In Vienna we had the real pleasure of spending the afternoon with Hans of Castor's Diary. He suggested the Theater Museum that we dodn't know about and that turned out to be an ideal place for us. We ended with a drink at the American Bar--a tiny but very elegant place unchanged since 1910. It really pays to know someone when you get to a new city and Hans is a man of great charm, knowledge and enthusiasm.
More from Amsterdam.
Friday, July 15, 2005
Greetings from Passau
The weather has become perfect and watching the engineering of getting these river ships into and out of the many locks we pass through has been fascinating. We're having a fine time and enjoying the trip immensely.
Best to you all from Passau on the Danube just inside the German border.
Friday, July 08, 2005
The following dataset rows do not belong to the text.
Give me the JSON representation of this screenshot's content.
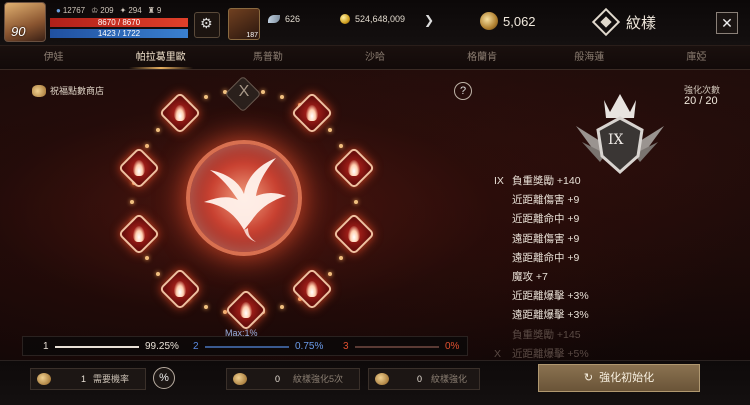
{
  "player": {
    "level": "90",
    "stat_a": "209",
    "stat_b": "294",
    "stat_c": "9",
    "stat_0": "12767",
    "hp": "8670 / 8670",
    "mp": "1423 / 1722"
  },
  "slots": {
    "slot2_count": "187"
  },
  "currency": {
    "feather": "626",
    "gold": "524,648,009",
    "crest": "5,062"
  },
  "header": {
    "title": "紋樣",
    "close": "✕"
  },
  "tabs": [
    "伊娃",
    "帕拉葛里歐",
    "馬普勒",
    "沙哈",
    "格蘭肯",
    "般海蓮",
    "庫婭"
  ],
  "active_tab": 1,
  "shop_label": "祝福點數商店",
  "help_label": "?",
  "locked_node_label": "X",
  "enhance": {
    "label": "強化次數",
    "value": "20 / 20",
    "rank": "IX"
  },
  "stats": [
    {
      "rank": "IX",
      "text": "負重獎勵 +140",
      "dim": false
    },
    {
      "rank": "",
      "text": "近距離傷害 +9",
      "dim": false
    },
    {
      "rank": "",
      "text": "近距離命中 +9",
      "dim": false
    },
    {
      "rank": "",
      "text": "遠距離傷害 +9",
      "dim": false
    },
    {
      "rank": "",
      "text": "遠距離命中 +9",
      "dim": false
    },
    {
      "rank": "",
      "text": "魔攻 +7",
      "dim": false
    },
    {
      "rank": "",
      "text": "近距離爆擊 +3%",
      "dim": false
    },
    {
      "rank": "",
      "text": "遠距離爆擊 +3%",
      "dim": false
    },
    {
      "rank": "",
      "text": "負重獎勵 +145",
      "dim": true
    },
    {
      "rank": "X",
      "text": "近距離爆擊 +5%",
      "dim": true
    }
  ],
  "probability": {
    "max_label": "Max:1%",
    "t1": {
      "num": "1",
      "pct": "99.25%"
    },
    "t2": {
      "num": "2",
      "pct": "0.75%"
    },
    "t3": {
      "num": "3",
      "pct": "0%"
    }
  },
  "bottom": {
    "needed_value": "1",
    "needed_label": "需要機率",
    "pct_btn": "%",
    "f1_value": "0",
    "f1_label": "紋樣強化5次",
    "f2_value": "0",
    "f2_label": "紋樣強化",
    "reset_label": "強化初始化",
    "reset_icon": "↻"
  },
  "colors": {
    "accent": "#e8b060",
    "node_red": "#c02820",
    "tier1": "#e8e0d6",
    "tier2": "#5a8ae0",
    "tier3": "#e05030"
  },
  "icons": [
    "level-badge",
    "feather-icon",
    "gold-coin-icon",
    "crest-coin-icon",
    "pattern-title-icon",
    "close-icon",
    "help-icon",
    "flame-node-icon",
    "phoenix-emblem",
    "rank-emblem-icon",
    "percent-icon",
    "reset-icon"
  ]
}
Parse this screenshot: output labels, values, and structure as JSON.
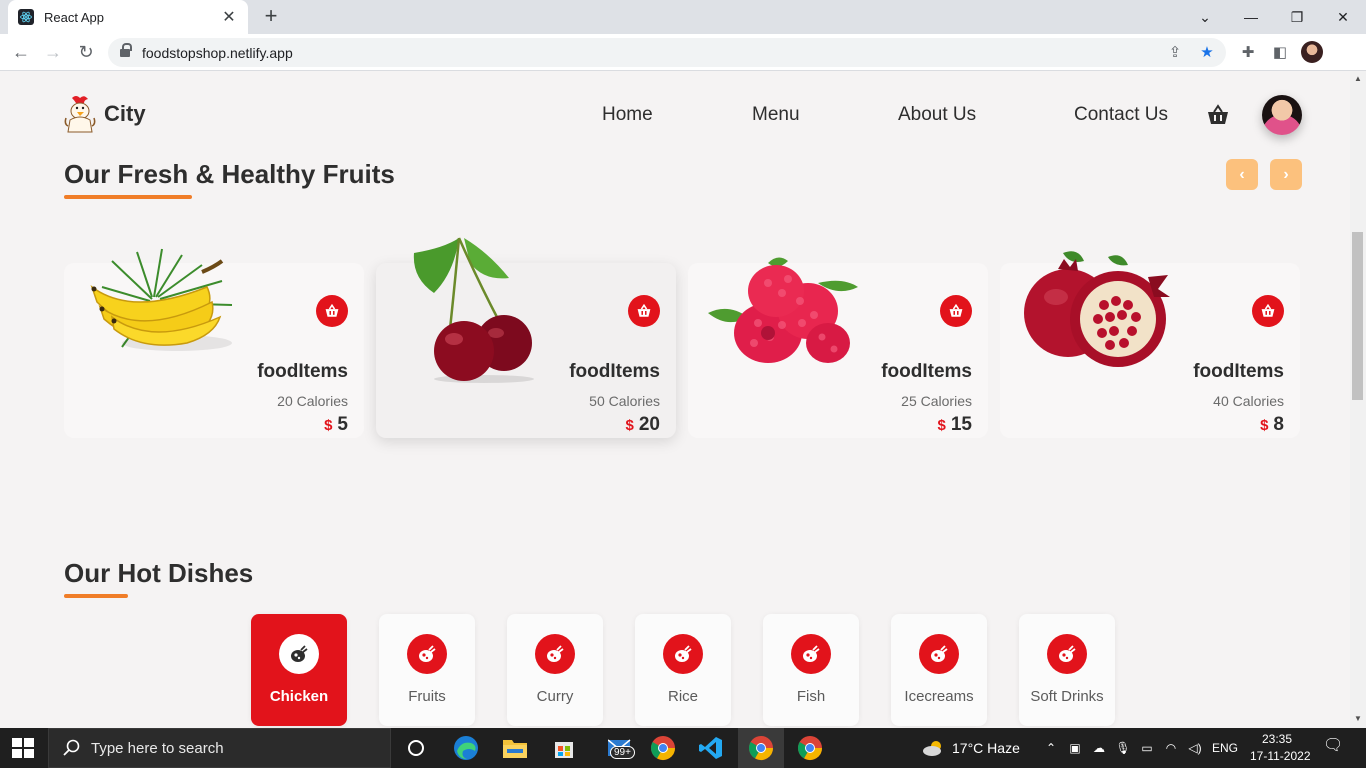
{
  "browser": {
    "tab_title": "React App",
    "url": "foodstopshop.netlify.app",
    "new_tab_label": "+",
    "close_label": "✕"
  },
  "site": {
    "brand": "City",
    "nav": [
      "Home",
      "Menu",
      "About Us",
      "Contact Us"
    ]
  },
  "fruits_section": {
    "title": "Our Fresh & Healthy Fruits",
    "prev_label": "‹",
    "next_label": "›",
    "currency": "$",
    "cards": [
      {
        "name": "foodItems",
        "calories": "20 Calories",
        "price": "5",
        "image": "banana"
      },
      {
        "name": "foodItems",
        "calories": "50 Calories",
        "price": "20",
        "image": "cherry"
      },
      {
        "name": "foodItems",
        "calories": "25 Calories",
        "price": "15",
        "image": "raspberry"
      },
      {
        "name": "foodItems",
        "calories": "40 Calories",
        "price": "8",
        "image": "pomegranate"
      }
    ]
  },
  "dishes_section": {
    "title": "Our Hot Dishes",
    "categories": [
      {
        "label": "Chicken",
        "active": true
      },
      {
        "label": "Fruits",
        "active": false
      },
      {
        "label": "Curry",
        "active": false
      },
      {
        "label": "Rice",
        "active": false
      },
      {
        "label": "Fish",
        "active": false
      },
      {
        "label": "Icecreams",
        "active": false
      },
      {
        "label": "Soft Drinks",
        "active": false
      }
    ]
  },
  "taskbar": {
    "search_placeholder": "Type here to search",
    "mail_badge": "99+",
    "weather": "17°C  Haze",
    "language": "ENG",
    "time": "23:35",
    "date": "17-11-2022"
  },
  "colors": {
    "accent_red": "#e2131b",
    "accent_orange": "#f07d28",
    "arrow_bg": "#fcc17d",
    "page_bg": "#f5f3f3"
  }
}
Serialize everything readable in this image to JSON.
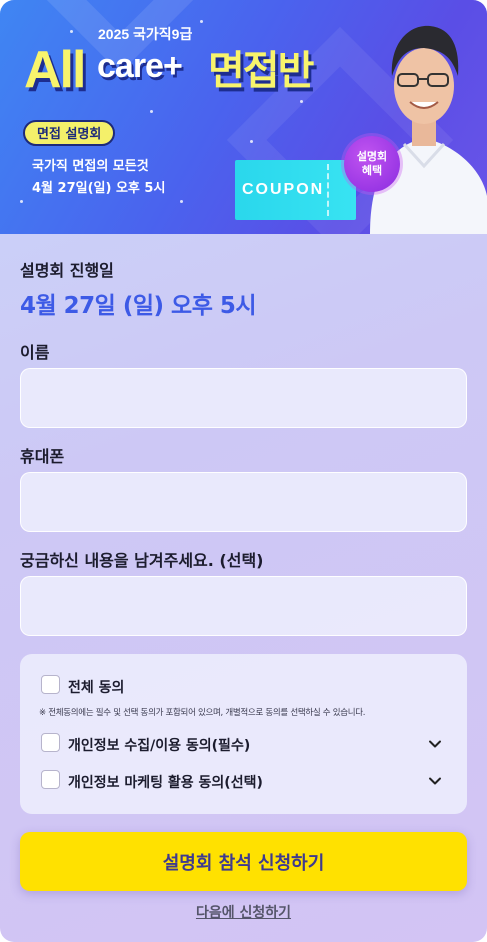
{
  "banner": {
    "year_label": "2025 국가직9급",
    "title_all": "All",
    "title_care": "care+",
    "title_korean": "면접반",
    "pill_label": "면접 설명회",
    "subtitle_line1": "국가직 면접의 모든것",
    "subtitle_line2": "4월 27일(일) 오후 5시",
    "coupon_text": "COUPON",
    "badge_line1": "설명회",
    "badge_line2": "혜택"
  },
  "session": {
    "label": "설명회 진행일",
    "date": "4월 27일 (일) 오후 5시"
  },
  "form": {
    "name_label": "이름",
    "name_value": "",
    "phone_label": "휴대폰",
    "phone_value": "",
    "question_label": "궁금하신 내용을 남겨주세요. (선택)",
    "question_value": ""
  },
  "agreements": {
    "all_label": "전체 동의",
    "note": "※ 전체동의에는 필수 및 선택 동의가 포함되어 있으며, 개별적으로 동의를 선택하실 수 있습니다.",
    "privacy_label": "개인정보 수집/이용 동의(필수)",
    "marketing_label": "개인정보 마케팅 활용 동의(선택)"
  },
  "actions": {
    "submit_label": "설명회 참석 신청하기",
    "later_label": "다음에 신청하기"
  },
  "colors": {
    "accent_blue": "#3d5ae6",
    "submit_yellow": "#ffe100",
    "banner_yellow": "#f8f46c",
    "coupon_cyan": "#2ad7ec",
    "badge_purple": "#8a2be0"
  }
}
We flew in this morning having gotten the word about the London bombings last night as we packed in Copenhagen after an idyllic week in Denmark. Danish airport security in didn't seem to have been beefed up but at Budapest airport their were squads of tall, strapping young men with very intimidating automatic weapons, steely gazes and the legs-spread stance of guards from the old Communist days everywhere.
Budapest itself is definitely a visit back in time. Baroque-era buildings in brightly colored stucco with tons of cornices, volutes and statuary are mixed in with flowing art nouveau and ninteenth-centuary faux-Gothic in a very pleasing way. The inner city is very beautiful but the outer neighborhoods still bear teh cement block curse of teh bad old Communist days.
Fritz and I are dealing as best we can with Magyar in the streets--it's unlike any other language except Turkish and Finnish/Estonian, and the Hungarians can no longer speak with teh Turks and Finns. Fortunately, most people speak at least a little English and are most kind in using it. Tomorrow night we hit the baths--as in the ols Turkish hot baths that dot the city, not quite what gay Americans think of when using the term.
I'll report from a little further down the line if and when I can.